Citation: Oppong-Danquah E, Parrot D, Blümel M, Labes A and Tasdemir D (2018) Molecular Networking-Based Metabolome and Bioactivity Analyses of Marine-Adapted Fungi Co-cultivated With Phytopathogens. Front. Microbiol. 9:2072. doi: 10.3389/fmicb.2018.02072
Received: 01 June 2018; Accepted: 14 August 2018;
Published: 06 September 2018.
Edited by:Raffaella Balestrini, Consiglio Nazionale delle Ricerche (CNR), Italy
Reviewed by:Guangyi Wang, Tianjin University, China
Chengshu Wang, Shanghai Institutes for Biological Sciences (CAS), China

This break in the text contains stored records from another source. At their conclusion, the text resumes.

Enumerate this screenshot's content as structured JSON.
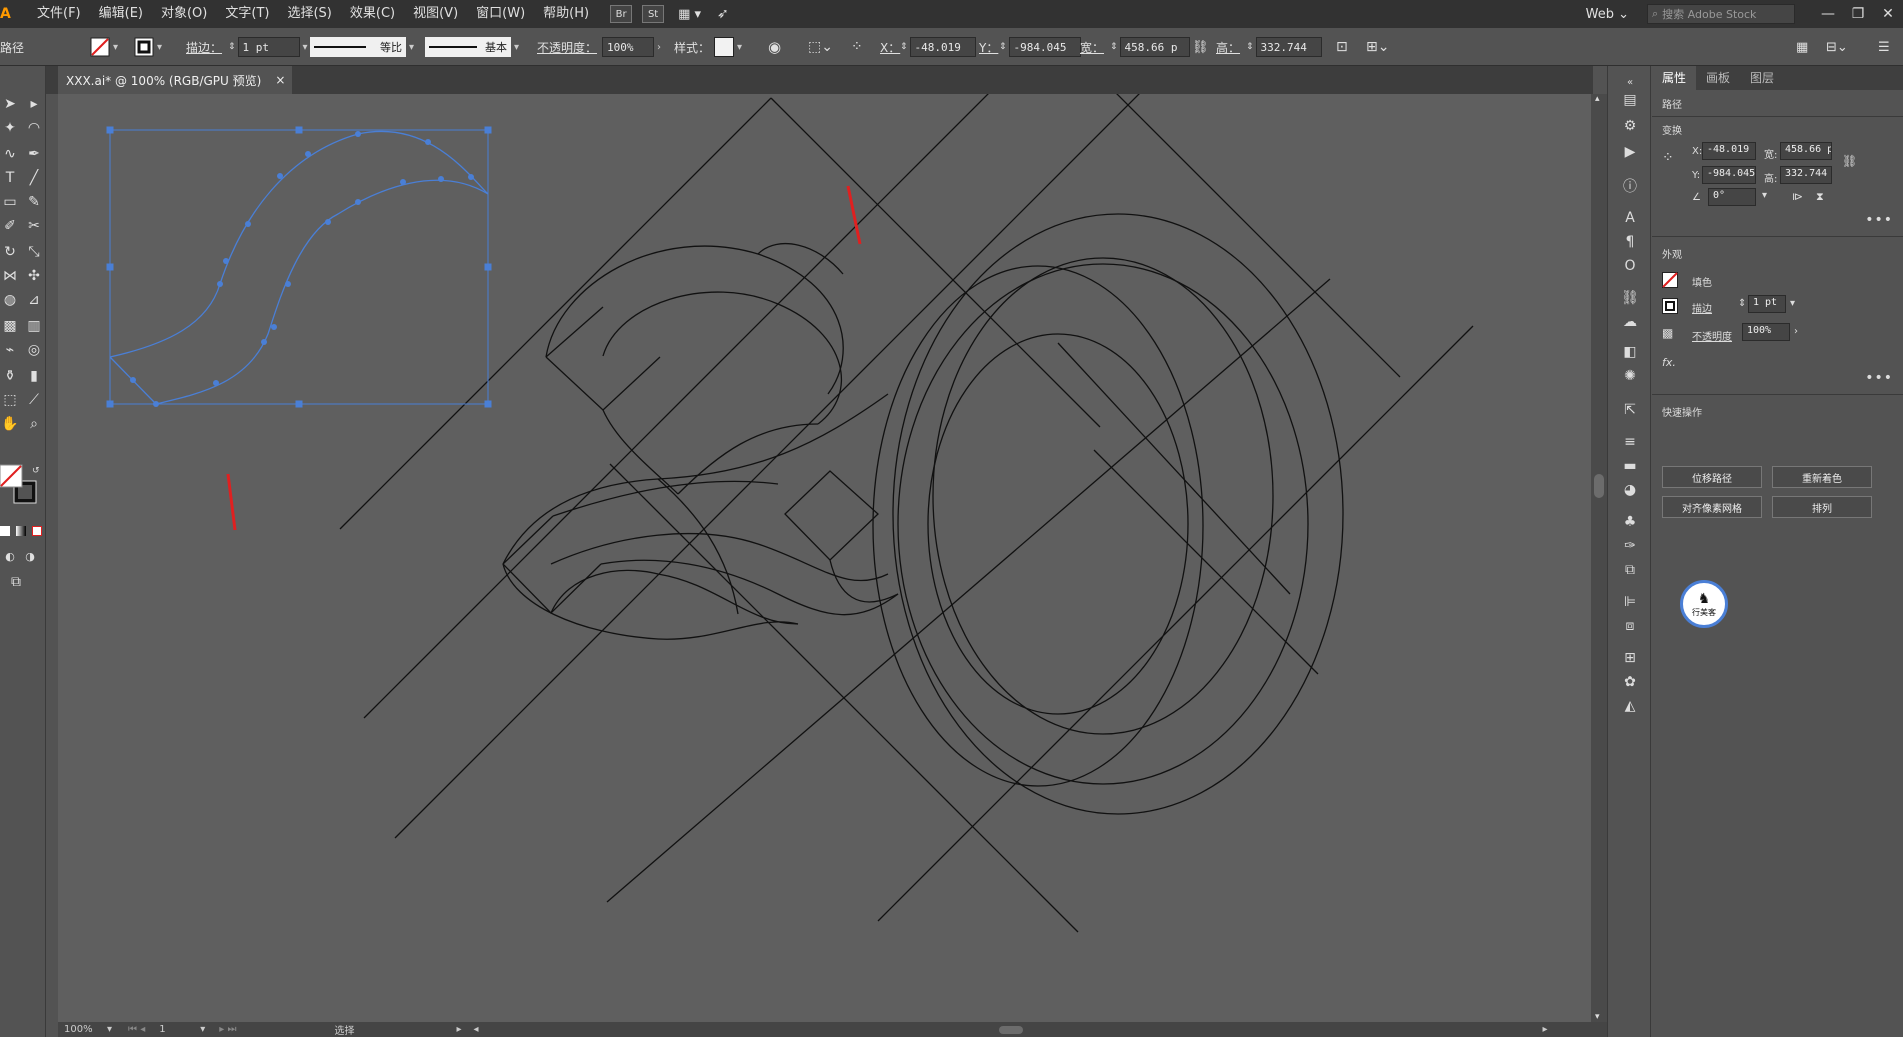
{
  "app": {
    "logo": "Ai"
  },
  "menu": [
    "文件(F)",
    "编辑(E)",
    "对象(O)",
    "文字(T)",
    "选择(S)",
    "效果(C)",
    "视图(V)",
    "窗口(W)",
    "帮助(H)"
  ],
  "menubar_buttons": {
    "bridge": "Br",
    "stock": "St"
  },
  "workspace": "Web",
  "search": {
    "placeholder": "搜索 Adobe Stock"
  },
  "window_controls": {
    "minimize": "—",
    "restore": "❐",
    "close": "✕"
  },
  "controlbar": {
    "object_type": "路径",
    "stroke_label": "描边：",
    "stroke_weight": "1 pt",
    "profile_label": "等比",
    "brush_label": "基本",
    "opacity_label": "不透明度：",
    "opacity_value": "100%",
    "style_label": "样式：",
    "x_label": "X：",
    "x_value": "-48.019",
    "y_label": "Y：",
    "y_value": "-984.045",
    "w_label": "宽：",
    "w_value": "458.66 p",
    "h_label": "高：",
    "h_value": "332.744"
  },
  "document_tab": {
    "title": "XXX.ai* @ 100% (RGB/GPU 预览)",
    "close": "×"
  },
  "statusbar": {
    "zoom": "100%",
    "artboard": "1",
    "tool_status": "选择"
  },
  "properties": {
    "tabs": [
      "属性",
      "画板",
      "图层"
    ],
    "section_path": "路径",
    "transform_title": "变换",
    "x_label": "X:",
    "x_value": "-48.019",
    "y_label": "Y:",
    "y_value": "-984.045",
    "w_label": "宽:",
    "w_value": "458.66 p",
    "h_label": "高:",
    "h_value": "332.744",
    "angle_value": "0°",
    "appearance_title": "外观",
    "fill_label": "填色",
    "stroke_label": "描边",
    "stroke_value": "1 pt",
    "opacity_label": "不透明度",
    "opacity_value": "100%",
    "fx_label": "fx.",
    "quick_actions_title": "快速操作",
    "btn_offset_path": "位移路径",
    "btn_recolor": "重新着色",
    "btn_align_pixel": "对齐像素网格",
    "btn_arrange": "排列",
    "more": "•••"
  },
  "watermark": {
    "text": "行美客"
  },
  "colors": {
    "selection": "#4a7fd6",
    "annotation_arrow": "#e02020",
    "artwork_stroke": "#111111",
    "canvas": "#5f5f5f"
  }
}
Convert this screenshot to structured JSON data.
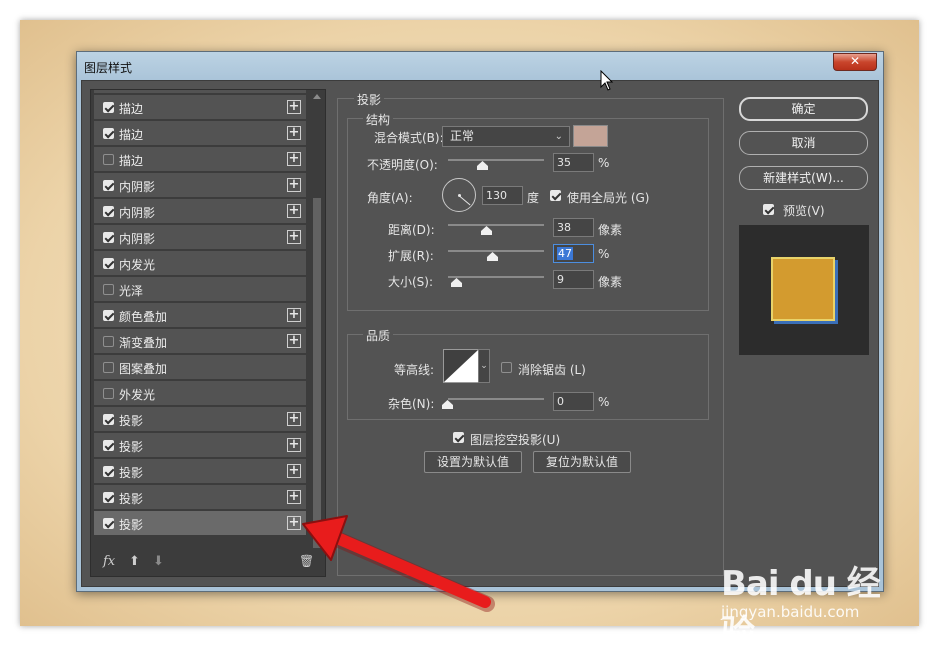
{
  "window": {
    "title": "图层样式",
    "close_label": "✕"
  },
  "effects": [
    {
      "label": "",
      "checked": false,
      "plus": false,
      "partial": true
    },
    {
      "label": "描边",
      "checked": true,
      "plus": true
    },
    {
      "label": "描边",
      "checked": true,
      "plus": true
    },
    {
      "label": "描边",
      "checked": false,
      "plus": true
    },
    {
      "label": "内阴影",
      "checked": true,
      "plus": true
    },
    {
      "label": "内阴影",
      "checked": true,
      "plus": true
    },
    {
      "label": "内阴影",
      "checked": true,
      "plus": true
    },
    {
      "label": "内发光",
      "checked": true,
      "plus": false
    },
    {
      "label": "光泽",
      "checked": false,
      "plus": false
    },
    {
      "label": "颜色叠加",
      "checked": true,
      "plus": true
    },
    {
      "label": "渐变叠加",
      "checked": false,
      "plus": true
    },
    {
      "label": "图案叠加",
      "checked": false,
      "plus": false
    },
    {
      "label": "外发光",
      "checked": false,
      "plus": false
    },
    {
      "label": "投影",
      "checked": true,
      "plus": true
    },
    {
      "label": "投影",
      "checked": true,
      "plus": true
    },
    {
      "label": "投影",
      "checked": true,
      "plus": true
    },
    {
      "label": "投影",
      "checked": true,
      "plus": true
    },
    {
      "label": "投影",
      "checked": true,
      "plus": true,
      "selected": true
    }
  ],
  "tools": {
    "fx": "fx",
    "up": "⬆",
    "down": "⬇",
    "trash": "🗑"
  },
  "drop_shadow": {
    "title": "投影",
    "structure": {
      "title": "结构",
      "blend_mode_label": "混合模式(B):",
      "blend_mode_value": "正常",
      "shadow_color": "#c4a497",
      "opacity_label": "不透明度(O):",
      "opacity_value": "35",
      "opacity_unit": "%",
      "opacity_level": 0.35,
      "angle_label": "角度(A):",
      "angle_value": "130",
      "angle_unit": "度",
      "global_light_label": "使用全局光 (G)",
      "global_light_checked": true,
      "distance_label": "距离(D):",
      "distance_value": "38",
      "distance_unit": "像素",
      "spread_label": "扩展(R):",
      "spread_value": "47",
      "spread_unit": "%",
      "size_label": "大小(S):",
      "size_value": "9",
      "size_unit": "像素"
    },
    "quality": {
      "title": "品质",
      "contour_label": "等高线:",
      "anti_alias_label": "消除锯齿 (L)",
      "anti_alias_checked": false,
      "noise_label": "杂色(N):",
      "noise_value": "0",
      "noise_unit": "%"
    },
    "knockout_label": "图层挖空投影(U)",
    "knockout_checked": true,
    "make_default_label": "设置为默认值",
    "reset_default_label": "复位为默认值"
  },
  "buttons": {
    "ok": "确定",
    "cancel": "取消",
    "new_style": "新建样式(W)...",
    "preview_label": "预览(V)",
    "preview_checked": true
  },
  "watermark": {
    "logo": "Bai du 经验",
    "url": "jingyan.baidu.com"
  },
  "colors": {
    "preview_fill": "#d39b2f",
    "arrow": "#e81c1c"
  }
}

Copyright © 2018 Oppong-Danquah, Parrot, Blümel, Labes and Tasdemir. This is an open-access article distributed under the terms of the Creative Commons Attribution License (CC BY). The use, distribution or reproduction in other forums is permitted, provided the original author(s) and the copyright owner(s) are credited and that the original publication in this journal is cited, in accordance with accepted academic practice. No use, distribution or reproduction is permitted which does not comply with these terms.
*Correspondence: Deniz Tasdemir, firstname.lastname@example.org